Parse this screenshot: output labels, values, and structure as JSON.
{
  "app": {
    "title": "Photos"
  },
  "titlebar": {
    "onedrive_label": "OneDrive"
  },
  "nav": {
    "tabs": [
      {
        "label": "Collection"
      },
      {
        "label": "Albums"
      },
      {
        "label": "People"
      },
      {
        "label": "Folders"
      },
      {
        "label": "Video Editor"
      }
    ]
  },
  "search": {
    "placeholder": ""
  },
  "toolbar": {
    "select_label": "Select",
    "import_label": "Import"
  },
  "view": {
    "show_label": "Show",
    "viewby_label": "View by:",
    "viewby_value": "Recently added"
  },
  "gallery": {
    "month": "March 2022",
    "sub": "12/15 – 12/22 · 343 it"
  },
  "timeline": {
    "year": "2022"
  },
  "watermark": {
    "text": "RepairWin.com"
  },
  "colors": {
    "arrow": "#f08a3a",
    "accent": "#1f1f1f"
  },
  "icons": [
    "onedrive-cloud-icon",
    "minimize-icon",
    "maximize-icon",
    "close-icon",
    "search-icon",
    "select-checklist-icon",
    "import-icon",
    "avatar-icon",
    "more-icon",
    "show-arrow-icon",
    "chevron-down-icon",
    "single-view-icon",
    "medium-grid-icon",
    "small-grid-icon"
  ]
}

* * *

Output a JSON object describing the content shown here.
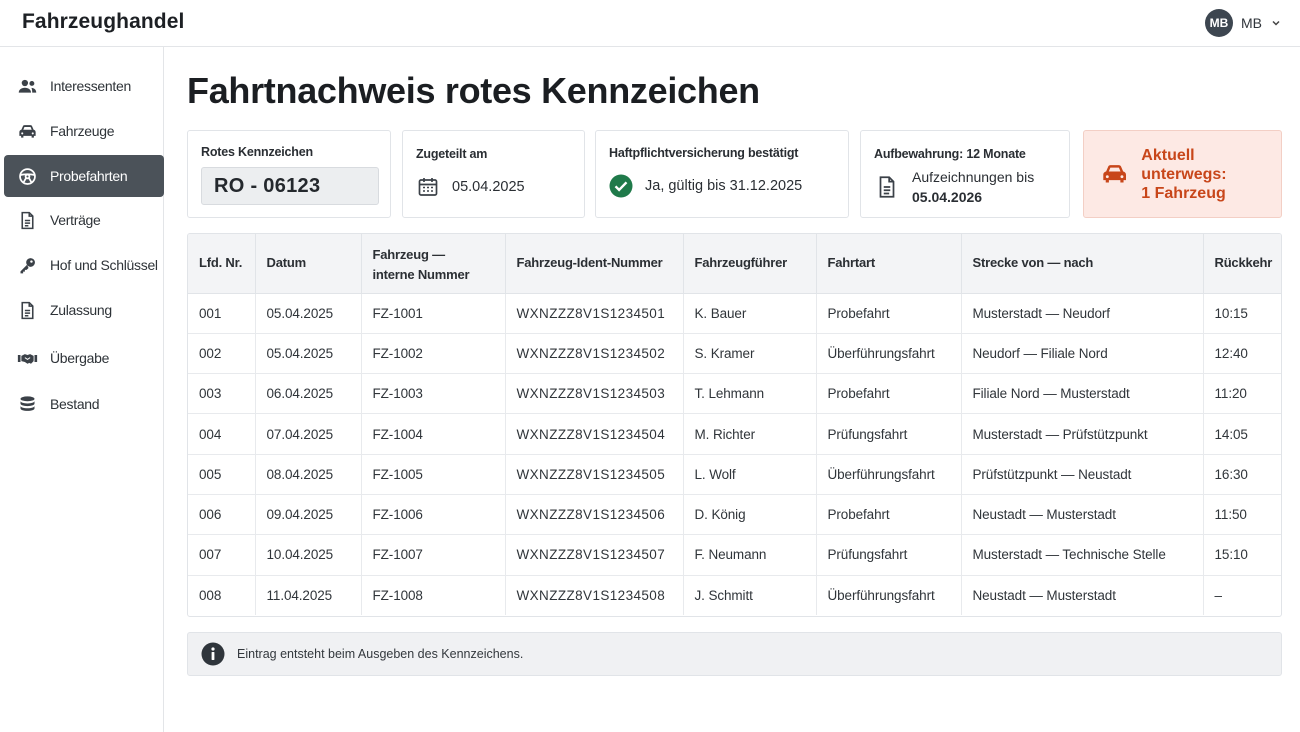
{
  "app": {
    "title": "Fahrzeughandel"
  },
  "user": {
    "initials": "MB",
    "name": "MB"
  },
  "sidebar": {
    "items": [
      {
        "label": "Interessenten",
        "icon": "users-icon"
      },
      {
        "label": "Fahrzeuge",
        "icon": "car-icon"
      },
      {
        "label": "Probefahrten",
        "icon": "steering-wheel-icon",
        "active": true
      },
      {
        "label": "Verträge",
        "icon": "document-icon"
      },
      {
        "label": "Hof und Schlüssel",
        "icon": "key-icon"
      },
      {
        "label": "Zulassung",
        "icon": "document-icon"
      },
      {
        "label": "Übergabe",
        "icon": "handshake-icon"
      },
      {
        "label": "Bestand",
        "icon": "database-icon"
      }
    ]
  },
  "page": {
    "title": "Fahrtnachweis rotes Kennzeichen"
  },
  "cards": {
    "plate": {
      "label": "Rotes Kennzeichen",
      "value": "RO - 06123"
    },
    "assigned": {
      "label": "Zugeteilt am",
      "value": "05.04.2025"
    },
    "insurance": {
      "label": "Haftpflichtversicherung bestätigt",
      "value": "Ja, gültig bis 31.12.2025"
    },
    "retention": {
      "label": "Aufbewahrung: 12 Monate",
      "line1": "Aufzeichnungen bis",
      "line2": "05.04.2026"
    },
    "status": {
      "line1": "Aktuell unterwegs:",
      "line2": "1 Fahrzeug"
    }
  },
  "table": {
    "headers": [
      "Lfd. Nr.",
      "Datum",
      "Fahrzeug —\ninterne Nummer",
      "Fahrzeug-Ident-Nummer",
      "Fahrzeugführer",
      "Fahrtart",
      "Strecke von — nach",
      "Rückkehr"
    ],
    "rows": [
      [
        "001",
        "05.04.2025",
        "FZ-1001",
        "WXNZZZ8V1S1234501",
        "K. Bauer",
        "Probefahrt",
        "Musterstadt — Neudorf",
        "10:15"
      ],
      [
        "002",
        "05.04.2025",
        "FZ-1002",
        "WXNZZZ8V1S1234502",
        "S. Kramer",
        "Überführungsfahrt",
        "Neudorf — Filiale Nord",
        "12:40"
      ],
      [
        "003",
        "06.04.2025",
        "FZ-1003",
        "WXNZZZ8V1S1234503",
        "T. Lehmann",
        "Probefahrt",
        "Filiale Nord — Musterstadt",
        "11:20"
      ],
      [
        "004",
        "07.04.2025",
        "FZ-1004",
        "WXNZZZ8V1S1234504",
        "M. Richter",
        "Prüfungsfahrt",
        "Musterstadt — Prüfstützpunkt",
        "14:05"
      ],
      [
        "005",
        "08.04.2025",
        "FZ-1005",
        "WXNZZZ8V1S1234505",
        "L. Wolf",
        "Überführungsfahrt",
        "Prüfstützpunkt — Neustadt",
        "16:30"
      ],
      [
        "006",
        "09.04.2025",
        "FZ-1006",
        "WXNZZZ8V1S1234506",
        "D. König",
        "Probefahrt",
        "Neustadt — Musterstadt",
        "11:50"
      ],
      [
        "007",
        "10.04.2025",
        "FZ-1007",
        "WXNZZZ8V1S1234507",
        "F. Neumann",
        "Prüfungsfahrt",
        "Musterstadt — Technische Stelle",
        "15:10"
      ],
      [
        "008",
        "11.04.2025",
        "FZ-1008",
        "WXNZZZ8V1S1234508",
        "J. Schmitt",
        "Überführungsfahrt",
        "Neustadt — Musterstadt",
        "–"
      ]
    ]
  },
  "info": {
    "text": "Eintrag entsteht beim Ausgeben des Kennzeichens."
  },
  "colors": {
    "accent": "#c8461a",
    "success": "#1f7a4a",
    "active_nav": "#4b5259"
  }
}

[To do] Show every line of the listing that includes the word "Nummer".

[Result for this task]
      "Fahrzeug —\ninterne Nummer",
      "Fahrzeug-Ident-Nummer",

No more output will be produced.